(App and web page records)
+===+
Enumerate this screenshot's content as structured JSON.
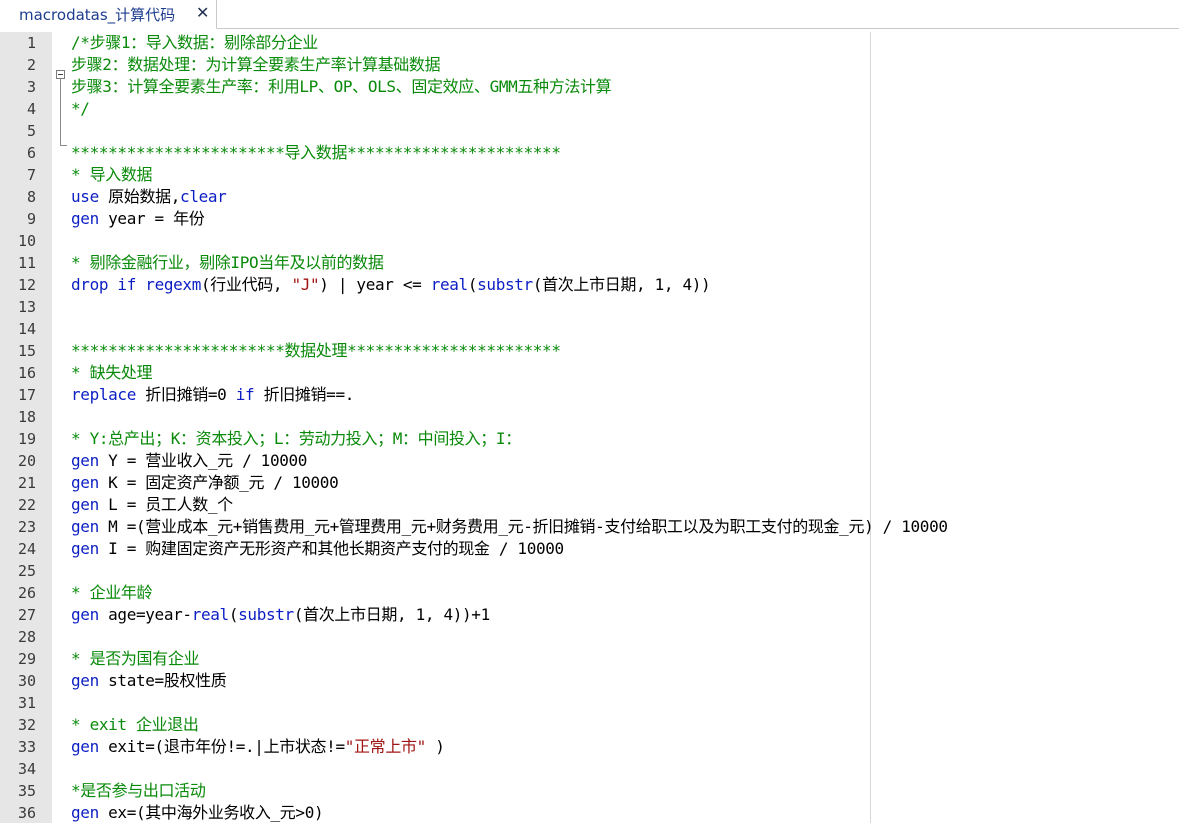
{
  "tab": {
    "title": "macrodatas_计算代码",
    "close_glyph": "✕"
  },
  "colors": {
    "comment": "#0a8a0a",
    "keyword": "#0b1ec4",
    "string": "#a01414",
    "gutter_bg": "#e6e6e6",
    "tab_text": "#1e3d8f"
  },
  "editor": {
    "lines": [
      {
        "n": "1",
        "tokens": [
          {
            "t": "/*步骤1：导入数据：剔除部分企业",
            "c": "comment"
          }
        ]
      },
      {
        "n": "2",
        "tokens": [
          {
            "t": "步骤2：数据处理：为计算全要素生产率计算基础数据",
            "c": "comment"
          }
        ]
      },
      {
        "n": "3",
        "tokens": [
          {
            "t": "步骤3：计算全要素生产率：利用LP、OP、OLS、固定效应、GMM五种方法计算",
            "c": "comment"
          }
        ]
      },
      {
        "n": "4",
        "tokens": [
          {
            "t": "*/",
            "c": "comment"
          }
        ]
      },
      {
        "n": "5",
        "tokens": []
      },
      {
        "n": "6",
        "tokens": [
          {
            "t": "***********************导入数据***********************",
            "c": "comment"
          }
        ]
      },
      {
        "n": "7",
        "tokens": [
          {
            "t": "* 导入数据",
            "c": "comment"
          }
        ]
      },
      {
        "n": "8",
        "tokens": [
          {
            "t": "use",
            "c": "keyword"
          },
          {
            "t": " 原始数据,",
            "c": "plain"
          },
          {
            "t": "clear",
            "c": "keyword"
          }
        ]
      },
      {
        "n": "9",
        "tokens": [
          {
            "t": "gen",
            "c": "keyword"
          },
          {
            "t": " year = 年份",
            "c": "plain"
          }
        ]
      },
      {
        "n": "10",
        "tokens": []
      },
      {
        "n": "11",
        "tokens": [
          {
            "t": "* 剔除金融行业，剔除IPO当年及以前的数据",
            "c": "comment"
          }
        ]
      },
      {
        "n": "12",
        "tokens": [
          {
            "t": "drop if",
            "c": "keyword"
          },
          {
            "t": " ",
            "c": "plain"
          },
          {
            "t": "regexm",
            "c": "func"
          },
          {
            "t": "(行业代码, ",
            "c": "plain"
          },
          {
            "t": "\"J\"",
            "c": "string"
          },
          {
            "t": ") | year <= ",
            "c": "plain"
          },
          {
            "t": "real",
            "c": "func"
          },
          {
            "t": "(",
            "c": "plain"
          },
          {
            "t": "substr",
            "c": "func"
          },
          {
            "t": "(首次上市日期, 1, 4))",
            "c": "plain"
          }
        ]
      },
      {
        "n": "13",
        "tokens": []
      },
      {
        "n": "14",
        "tokens": []
      },
      {
        "n": "15",
        "tokens": [
          {
            "t": "***********************数据处理***********************",
            "c": "comment"
          }
        ]
      },
      {
        "n": "16",
        "tokens": [
          {
            "t": "* 缺失处理",
            "c": "comment"
          }
        ]
      },
      {
        "n": "17",
        "tokens": [
          {
            "t": "replace",
            "c": "keyword"
          },
          {
            "t": " 折旧摊销=0 ",
            "c": "plain"
          },
          {
            "t": "if",
            "c": "keyword"
          },
          {
            "t": " 折旧摊销==.",
            "c": "plain"
          }
        ]
      },
      {
        "n": "18",
        "tokens": []
      },
      {
        "n": "19",
        "tokens": [
          {
            "t": "* Y:总产出；K：资本投入；L：劳动力投入；M：中间投入；I：",
            "c": "comment"
          }
        ]
      },
      {
        "n": "20",
        "tokens": [
          {
            "t": "gen",
            "c": "keyword"
          },
          {
            "t": " Y = 营业收入_元 / 10000",
            "c": "plain"
          }
        ]
      },
      {
        "n": "21",
        "tokens": [
          {
            "t": "gen",
            "c": "keyword"
          },
          {
            "t": " K = 固定资产净额_元 / 10000",
            "c": "plain"
          }
        ]
      },
      {
        "n": "22",
        "tokens": [
          {
            "t": "gen",
            "c": "keyword"
          },
          {
            "t": " L = 员工人数_个",
            "c": "plain"
          }
        ]
      },
      {
        "n": "23",
        "tokens": [
          {
            "t": "gen",
            "c": "keyword"
          },
          {
            "t": " M =(营业成本_元+销售费用_元+管理费用_元+财务费用_元-折旧摊销-支付给职工以及为职工支付的现金_元) / 10000",
            "c": "plain"
          }
        ]
      },
      {
        "n": "24",
        "tokens": [
          {
            "t": "gen",
            "c": "keyword"
          },
          {
            "t": " I = 购建固定资产无形资产和其他长期资产支付的现金 / 10000",
            "c": "plain"
          }
        ]
      },
      {
        "n": "25",
        "tokens": []
      },
      {
        "n": "26",
        "tokens": [
          {
            "t": "* 企业年龄",
            "c": "comment"
          }
        ]
      },
      {
        "n": "27",
        "tokens": [
          {
            "t": "gen",
            "c": "keyword"
          },
          {
            "t": " age=year-",
            "c": "plain"
          },
          {
            "t": "real",
            "c": "func"
          },
          {
            "t": "(",
            "c": "plain"
          },
          {
            "t": "substr",
            "c": "func"
          },
          {
            "t": "(首次上市日期, 1, 4))+1",
            "c": "plain"
          }
        ]
      },
      {
        "n": "28",
        "tokens": []
      },
      {
        "n": "29",
        "tokens": [
          {
            "t": "* 是否为国有企业",
            "c": "comment"
          }
        ]
      },
      {
        "n": "30",
        "tokens": [
          {
            "t": "gen",
            "c": "keyword"
          },
          {
            "t": " state=股权性质",
            "c": "plain"
          }
        ]
      },
      {
        "n": "31",
        "tokens": []
      },
      {
        "n": "32",
        "tokens": [
          {
            "t": "* exit 企业退出",
            "c": "comment"
          }
        ]
      },
      {
        "n": "33",
        "tokens": [
          {
            "t": "gen",
            "c": "keyword"
          },
          {
            "t": " exit=(退市年份!=.|上市状态!=",
            "c": "plain"
          },
          {
            "t": "\"正常上市\"",
            "c": "string"
          },
          {
            "t": " )",
            "c": "plain"
          }
        ]
      },
      {
        "n": "34",
        "tokens": []
      },
      {
        "n": "35",
        "tokens": [
          {
            "t": "*是否参与出口活动",
            "c": "comment"
          }
        ]
      },
      {
        "n": "36",
        "tokens": [
          {
            "t": "gen",
            "c": "keyword"
          },
          {
            "t": " ex=(其中海外业务收入_元>0)",
            "c": "plain"
          }
        ]
      }
    ]
  }
}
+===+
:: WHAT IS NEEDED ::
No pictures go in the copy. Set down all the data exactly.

:: SOLVED PROBLEM ::
Enumerate this screenshot's content as structured JSON.
{
  "tab": {
    "title": "macrodatas_计算代码",
    "close_glyph": "✕"
  },
  "colors": {
    "comment": "#0a8a0a",
    "keyword": "#0b1ec4",
    "string": "#a01414",
    "gutter_bg": "#e6e6e6",
    "tab_text": "#1e3d8f"
  },
  "editor": {
    "lines": [
      {
        "n": "1",
        "tokens": [
          {
            "t": "/*步骤1：导入数据：剔除部分企业",
            "c": "comment"
          }
        ]
      },
      {
        "n": "2",
        "tokens": [
          {
            "t": "步骤2：数据处理：为计算全要素生产率计算基础数据",
            "c": "comment"
          }
        ]
      },
      {
        "n": "3",
        "tokens": [
          {
            "t": "步骤3：计算全要素生产率：利用LP、OP、OLS、固定效应、GMM五种方法计算",
            "c": "comment"
          }
        ]
      },
      {
        "n": "4",
        "tokens": [
          {
            "t": "*/",
            "c": "comment"
          }
        ]
      },
      {
        "n": "5",
        "tokens": []
      },
      {
        "n": "6",
        "tokens": [
          {
            "t": "***********************导入数据***********************",
            "c": "comment"
          }
        ]
      },
      {
        "n": "7",
        "tokens": [
          {
            "t": "* 导入数据",
            "c": "comment"
          }
        ]
      },
      {
        "n": "8",
        "tokens": [
          {
            "t": "use",
            "c": "keyword"
          },
          {
            "t": " 原始数据,",
            "c": "plain"
          },
          {
            "t": "clear",
            "c": "keyword"
          }
        ]
      },
      {
        "n": "9",
        "tokens": [
          {
            "t": "gen",
            "c": "keyword"
          },
          {
            "t": " year = 年份",
            "c": "plain"
          }
        ]
      },
      {
        "n": "10",
        "tokens": []
      },
      {
        "n": "11",
        "tokens": [
          {
            "t": "* 剔除金融行业，剔除IPO当年及以前的数据",
            "c": "comment"
          }
        ]
      },
      {
        "n": "12",
        "tokens": [
          {
            "t": "drop if",
            "c": "keyword"
          },
          {
            "t": " ",
            "c": "plain"
          },
          {
            "t": "regexm",
            "c": "func"
          },
          {
            "t": "(行业代码, ",
            "c": "plain"
          },
          {
            "t": "\"J\"",
            "c": "string"
          },
          {
            "t": ") | year <= ",
            "c": "plain"
          },
          {
            "t": "real",
            "c": "func"
          },
          {
            "t": "(",
            "c": "plain"
          },
          {
            "t": "substr",
            "c": "func"
          },
          {
            "t": "(首次上市日期, 1, 4))",
            "c": "plain"
          }
        ]
      },
      {
        "n": "13",
        "tokens": []
      },
      {
        "n": "14",
        "tokens": []
      },
      {
        "n": "15",
        "tokens": [
          {
            "t": "***********************数据处理***********************",
            "c": "comment"
          }
        ]
      },
      {
        "n": "16",
        "tokens": [
          {
            "t": "* 缺失处理",
            "c": "comment"
          }
        ]
      },
      {
        "n": "17",
        "tokens": [
          {
            "t": "replace",
            "c": "keyword"
          },
          {
            "t": " 折旧摊销=0 ",
            "c": "plain"
          },
          {
            "t": "if",
            "c": "keyword"
          },
          {
            "t": " 折旧摊销==.",
            "c": "plain"
          }
        ]
      },
      {
        "n": "18",
        "tokens": []
      },
      {
        "n": "19",
        "tokens": [
          {
            "t": "* Y:总产出；K：资本投入；L：劳动力投入；M：中间投入；I：",
            "c": "comment"
          }
        ]
      },
      {
        "n": "20",
        "tokens": [
          {
            "t": "gen",
            "c": "keyword"
          },
          {
            "t": " Y = 营业收入_元 / 10000",
            "c": "plain"
          }
        ]
      },
      {
        "n": "21",
        "tokens": [
          {
            "t": "gen",
            "c": "keyword"
          },
          {
            "t": " K = 固定资产净额_元 / 10000",
            "c": "plain"
          }
        ]
      },
      {
        "n": "22",
        "tokens": [
          {
            "t": "gen",
            "c": "keyword"
          },
          {
            "t": " L = 员工人数_个",
            "c": "plain"
          }
        ]
      },
      {
        "n": "23",
        "tokens": [
          {
            "t": "gen",
            "c": "keyword"
          },
          {
            "t": " M =(营业成本_元+销售费用_元+管理费用_元+财务费用_元-折旧摊销-支付给职工以及为职工支付的现金_元) / 10000",
            "c": "plain"
          }
        ]
      },
      {
        "n": "24",
        "tokens": [
          {
            "t": "gen",
            "c": "keyword"
          },
          {
            "t": " I = 购建固定资产无形资产和其他长期资产支付的现金 / 10000",
            "c": "plain"
          }
        ]
      },
      {
        "n": "25",
        "tokens": []
      },
      {
        "n": "26",
        "tokens": [
          {
            "t": "* 企业年龄",
            "c": "comment"
          }
        ]
      },
      {
        "n": "27",
        "tokens": [
          {
            "t": "gen",
            "c": "keyword"
          },
          {
            "t": " age=year-",
            "c": "plain"
          },
          {
            "t": "real",
            "c": "func"
          },
          {
            "t": "(",
            "c": "plain"
          },
          {
            "t": "substr",
            "c": "func"
          },
          {
            "t": "(首次上市日期, 1, 4))+1",
            "c": "plain"
          }
        ]
      },
      {
        "n": "28",
        "tokens": []
      },
      {
        "n": "29",
        "tokens": [
          {
            "t": "* 是否为国有企业",
            "c": "comment"
          }
        ]
      },
      {
        "n": "30",
        "tokens": [
          {
            "t": "gen",
            "c": "keyword"
          },
          {
            "t": " state=股权性质",
            "c": "plain"
          }
        ]
      },
      {
        "n": "31",
        "tokens": []
      },
      {
        "n": "32",
        "tokens": [
          {
            "t": "* exit 企业退出",
            "c": "comment"
          }
        ]
      },
      {
        "n": "33",
        "tokens": [
          {
            "t": "gen",
            "c": "keyword"
          },
          {
            "t": " exit=(退市年份!=.|上市状态!=",
            "c": "plain"
          },
          {
            "t": "\"正常上市\"",
            "c": "string"
          },
          {
            "t": " )",
            "c": "plain"
          }
        ]
      },
      {
        "n": "34",
        "tokens": []
      },
      {
        "n": "35",
        "tokens": [
          {
            "t": "*是否参与出口活动",
            "c": "comment"
          }
        ]
      },
      {
        "n": "36",
        "tokens": [
          {
            "t": "gen",
            "c": "keyword"
          },
          {
            "t": " ex=(其中海外业务收入_元>0)",
            "c": "plain"
          }
        ]
      }
    ]
  }
}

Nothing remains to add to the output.